The number of outright failures of U.S. small businesses in the first months of the coronavirus pandemic was comparatively modest, but the months ahead look far grimmer as cash balances dwindle, federal help expires, and the disease surges back.
That outlook, taking shape from a range of research in recent weeks by business organizations and think tanks, suggests a reckoning awaits Federal Reserve officials and other policymakers who rolled out support quickly in March and April, and by June seemed hopeful an economic rebound was taking root.
After the Fed’s June 10 meeting, Chair Jerome Powell said “assuming that the disease remains or becomes pretty much under control, I think what you see is…an expansion that builds momentum over time.” The 7-day moving average of daily deaths that day was showing a steady decline and the number of new coronavirus cases was under 20,000.
Both have turned higher, with daily new cases nearing 70,000. When the central bank meets next week it will have to recalibrate its outlook around a new wave of infections policymakers had initially excluded from their baseline view of a steady rebound in the second half of the year.
“The tone of next week’s … meeting is likely to be on the dour side,” said Karim Basta, chief economist at III Capital Management.
Recent surveys indicate programs rolled out in March, including the Paycheck Protection Program’s forgivable business loans, did prevent the worst in the pandemic’s first phase. A recent survey covering more than 13,000 members of small business networking group Alignable found that among firms with at least one employee only an estimated 1.6% had closed permanently. That would translate nationally to about 96,000 of the roughly 6 million firms with between one and 500 workers.
The figure is consistent with estimates from Web site Yelp concluding around 77,000 firms listed on its review platform were shuttered for good.
Both are below an earlier study coordinated by the Harvard Business School putting more than 100,000 small firms at risk of failure in the initial weeks of the pandemic.
A study by the JP Morgan Institute using data through May showed cash balances among many of the smallest businesses, notably restaurants and personal service firms, skyrocketed in May as federal relief funds bought them time.
Sean Salas, chief executive of Camino Financial, an online lender focused on Latino-owned small businesses, said it was also borne out in a recent survey of loan recipients and applicants. Nearly 70% had reopened and almost all others were confident they would, as entrepreneurs pivoted to new business models, drew on family resources, or took other steps to stay afloat. So far.
As government funds were deployed early on, “I was very confident the failure rates would be low,” Salas said. “But as we think about the reemergence and the recovery, I do worry a bit more. The confidence level dipped at the end of June.”
ADJUST TO THE REALITY
Some measures of recovery and reopening have indeed stalled.
Several states have placed fresh restrictions on commerce likely to hit small businesses disproportionately — this time without offers of loans or expanded unemployment benefits for workers and consumers unless Congress acts.
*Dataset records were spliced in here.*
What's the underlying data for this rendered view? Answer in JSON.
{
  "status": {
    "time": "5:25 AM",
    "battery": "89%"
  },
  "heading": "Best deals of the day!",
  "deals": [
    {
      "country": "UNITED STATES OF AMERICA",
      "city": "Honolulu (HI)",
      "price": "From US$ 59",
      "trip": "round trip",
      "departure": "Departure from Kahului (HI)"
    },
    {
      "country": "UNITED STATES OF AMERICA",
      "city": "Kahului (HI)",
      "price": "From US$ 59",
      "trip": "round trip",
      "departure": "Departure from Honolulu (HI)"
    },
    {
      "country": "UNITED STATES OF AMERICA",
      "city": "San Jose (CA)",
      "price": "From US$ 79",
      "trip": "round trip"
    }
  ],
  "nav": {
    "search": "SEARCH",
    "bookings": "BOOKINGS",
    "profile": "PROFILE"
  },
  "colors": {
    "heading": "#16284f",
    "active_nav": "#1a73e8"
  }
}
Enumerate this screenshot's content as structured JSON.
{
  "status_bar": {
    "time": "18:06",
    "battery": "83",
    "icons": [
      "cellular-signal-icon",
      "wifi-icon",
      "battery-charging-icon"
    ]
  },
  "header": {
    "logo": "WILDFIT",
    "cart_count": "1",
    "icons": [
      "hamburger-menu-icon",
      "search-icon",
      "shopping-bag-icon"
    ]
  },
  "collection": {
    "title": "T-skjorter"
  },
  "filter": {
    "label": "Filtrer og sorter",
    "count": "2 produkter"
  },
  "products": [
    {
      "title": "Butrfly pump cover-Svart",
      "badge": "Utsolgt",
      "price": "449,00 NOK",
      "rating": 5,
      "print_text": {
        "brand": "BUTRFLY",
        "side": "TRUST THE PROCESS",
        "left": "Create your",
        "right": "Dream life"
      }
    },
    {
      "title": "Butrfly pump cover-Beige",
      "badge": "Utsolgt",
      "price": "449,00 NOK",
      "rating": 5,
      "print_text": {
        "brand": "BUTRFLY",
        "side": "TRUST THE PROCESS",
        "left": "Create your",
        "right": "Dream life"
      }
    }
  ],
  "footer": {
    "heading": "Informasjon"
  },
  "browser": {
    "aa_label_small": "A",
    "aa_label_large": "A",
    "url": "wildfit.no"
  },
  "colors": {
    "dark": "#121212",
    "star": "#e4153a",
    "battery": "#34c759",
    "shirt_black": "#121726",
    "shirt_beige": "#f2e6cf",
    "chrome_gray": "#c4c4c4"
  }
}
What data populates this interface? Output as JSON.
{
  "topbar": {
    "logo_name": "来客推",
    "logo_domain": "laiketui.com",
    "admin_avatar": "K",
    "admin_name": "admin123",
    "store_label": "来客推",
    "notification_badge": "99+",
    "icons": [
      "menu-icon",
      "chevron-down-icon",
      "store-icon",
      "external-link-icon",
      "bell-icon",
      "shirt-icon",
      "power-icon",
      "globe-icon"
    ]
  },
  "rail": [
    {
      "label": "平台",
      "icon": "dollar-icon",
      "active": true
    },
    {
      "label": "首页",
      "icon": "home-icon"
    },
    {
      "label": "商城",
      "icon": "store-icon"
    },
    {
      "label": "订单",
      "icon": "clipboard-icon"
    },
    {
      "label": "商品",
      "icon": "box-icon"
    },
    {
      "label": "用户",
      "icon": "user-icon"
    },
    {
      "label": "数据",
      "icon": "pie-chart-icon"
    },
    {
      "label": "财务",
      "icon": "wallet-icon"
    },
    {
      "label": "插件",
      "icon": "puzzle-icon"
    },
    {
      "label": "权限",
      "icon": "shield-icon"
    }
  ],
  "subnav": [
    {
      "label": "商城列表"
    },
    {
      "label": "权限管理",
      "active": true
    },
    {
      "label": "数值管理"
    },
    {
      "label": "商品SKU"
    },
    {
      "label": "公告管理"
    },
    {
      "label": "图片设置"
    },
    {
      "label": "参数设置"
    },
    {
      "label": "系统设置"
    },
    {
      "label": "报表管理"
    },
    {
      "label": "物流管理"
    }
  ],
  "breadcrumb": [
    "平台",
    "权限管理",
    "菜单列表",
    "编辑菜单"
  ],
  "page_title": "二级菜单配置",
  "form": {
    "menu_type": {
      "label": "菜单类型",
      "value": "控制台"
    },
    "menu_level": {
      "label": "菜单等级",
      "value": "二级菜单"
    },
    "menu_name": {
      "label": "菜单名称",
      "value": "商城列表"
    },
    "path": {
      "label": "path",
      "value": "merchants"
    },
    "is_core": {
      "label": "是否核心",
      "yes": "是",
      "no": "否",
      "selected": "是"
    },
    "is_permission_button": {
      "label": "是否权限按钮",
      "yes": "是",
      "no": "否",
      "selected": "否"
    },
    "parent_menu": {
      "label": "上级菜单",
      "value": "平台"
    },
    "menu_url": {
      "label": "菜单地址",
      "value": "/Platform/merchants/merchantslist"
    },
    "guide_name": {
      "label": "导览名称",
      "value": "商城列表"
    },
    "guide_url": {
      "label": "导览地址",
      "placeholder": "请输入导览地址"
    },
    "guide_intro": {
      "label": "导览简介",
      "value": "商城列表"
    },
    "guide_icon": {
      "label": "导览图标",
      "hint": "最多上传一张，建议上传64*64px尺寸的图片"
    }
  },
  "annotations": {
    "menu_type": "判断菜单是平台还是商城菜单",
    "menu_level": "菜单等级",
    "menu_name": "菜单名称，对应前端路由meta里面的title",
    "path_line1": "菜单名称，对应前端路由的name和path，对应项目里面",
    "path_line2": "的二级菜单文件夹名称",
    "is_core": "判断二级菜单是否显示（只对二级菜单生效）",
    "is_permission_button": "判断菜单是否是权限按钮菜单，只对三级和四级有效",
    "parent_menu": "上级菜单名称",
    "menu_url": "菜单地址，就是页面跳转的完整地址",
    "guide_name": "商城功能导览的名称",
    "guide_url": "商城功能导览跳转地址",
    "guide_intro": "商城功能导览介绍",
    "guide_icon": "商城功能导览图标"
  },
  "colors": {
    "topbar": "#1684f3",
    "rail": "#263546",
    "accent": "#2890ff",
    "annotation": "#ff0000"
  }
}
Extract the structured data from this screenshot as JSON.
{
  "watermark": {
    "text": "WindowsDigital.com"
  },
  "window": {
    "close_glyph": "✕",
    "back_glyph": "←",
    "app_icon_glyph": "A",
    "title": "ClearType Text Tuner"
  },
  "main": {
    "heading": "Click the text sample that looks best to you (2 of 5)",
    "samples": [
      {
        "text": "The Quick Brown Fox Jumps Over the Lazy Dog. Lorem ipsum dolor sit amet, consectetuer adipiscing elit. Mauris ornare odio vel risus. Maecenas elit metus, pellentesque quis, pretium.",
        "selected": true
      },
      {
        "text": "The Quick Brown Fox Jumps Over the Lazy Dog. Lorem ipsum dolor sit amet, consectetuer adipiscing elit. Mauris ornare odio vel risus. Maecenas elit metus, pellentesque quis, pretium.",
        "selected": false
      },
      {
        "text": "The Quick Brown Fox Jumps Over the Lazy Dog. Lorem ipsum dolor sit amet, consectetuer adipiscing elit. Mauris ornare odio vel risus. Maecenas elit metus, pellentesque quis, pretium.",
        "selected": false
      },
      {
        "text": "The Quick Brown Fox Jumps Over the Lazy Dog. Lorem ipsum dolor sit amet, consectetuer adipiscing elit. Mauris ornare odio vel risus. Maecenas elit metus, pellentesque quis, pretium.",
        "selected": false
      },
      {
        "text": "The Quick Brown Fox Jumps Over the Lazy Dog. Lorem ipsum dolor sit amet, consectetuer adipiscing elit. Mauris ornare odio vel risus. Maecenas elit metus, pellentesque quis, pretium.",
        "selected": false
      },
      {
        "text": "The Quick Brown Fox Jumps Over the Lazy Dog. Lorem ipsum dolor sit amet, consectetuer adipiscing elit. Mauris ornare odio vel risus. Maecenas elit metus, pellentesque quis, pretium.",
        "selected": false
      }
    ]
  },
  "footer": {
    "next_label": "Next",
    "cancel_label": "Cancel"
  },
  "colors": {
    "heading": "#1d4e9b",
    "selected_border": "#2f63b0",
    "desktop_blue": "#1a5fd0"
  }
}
After a spate of optimism in June, a National Federation of Independent Business monthly survey found 23% of respondents in early July said they’d be out of business within six months “under current economic conditions.”
Other recent surveys have found increasing numbers of small entrepreneurs expect the recession to outlast their resources.
“The small business sector stalled in late June, and with public funding running dry the situation could deteriorate more in the coming weeks,” said Oxford Economics analyst Gregory Daco. “The Fed will have to adjust their discourse to the reality.”
While no updated economic projections are due at the Fed’s July 28-29 meeting, its policy statement and Powell’s press conference could describe the turn the economy seems to be approaching, with no clear sense that a robust reopening can proceed without risking faster coronavirus spread.
May and June saw unexpected gains in employment as states lifted the virus-related restrictions that brought the economy to a halt in March and April.
Data released by Yelp this week showed the possible underside of that — a close correlation between user postings about bars and restaurants in May and the turn in infections that took root in June.
States that have been more successful in controlling the virus, like New York, also have higher percentages of businesses reporting as closed in surveys by groups like Alignable.
Bars are considered a particular hot spot for transmission, and states like Florida and Texas have reinstated restrictions on them. Overall, a Goldman Sachs “lockdown index” combining information on official restrictions and social distancing data, turned higher in early July after falling steadily from April’s peak.
“We do expect closures to continue,” said Yelp vice president for data science Justin Norman. “We anticipate states will roll back or delay reopening plans … possibly turning even more temporary closures into permanent ones.”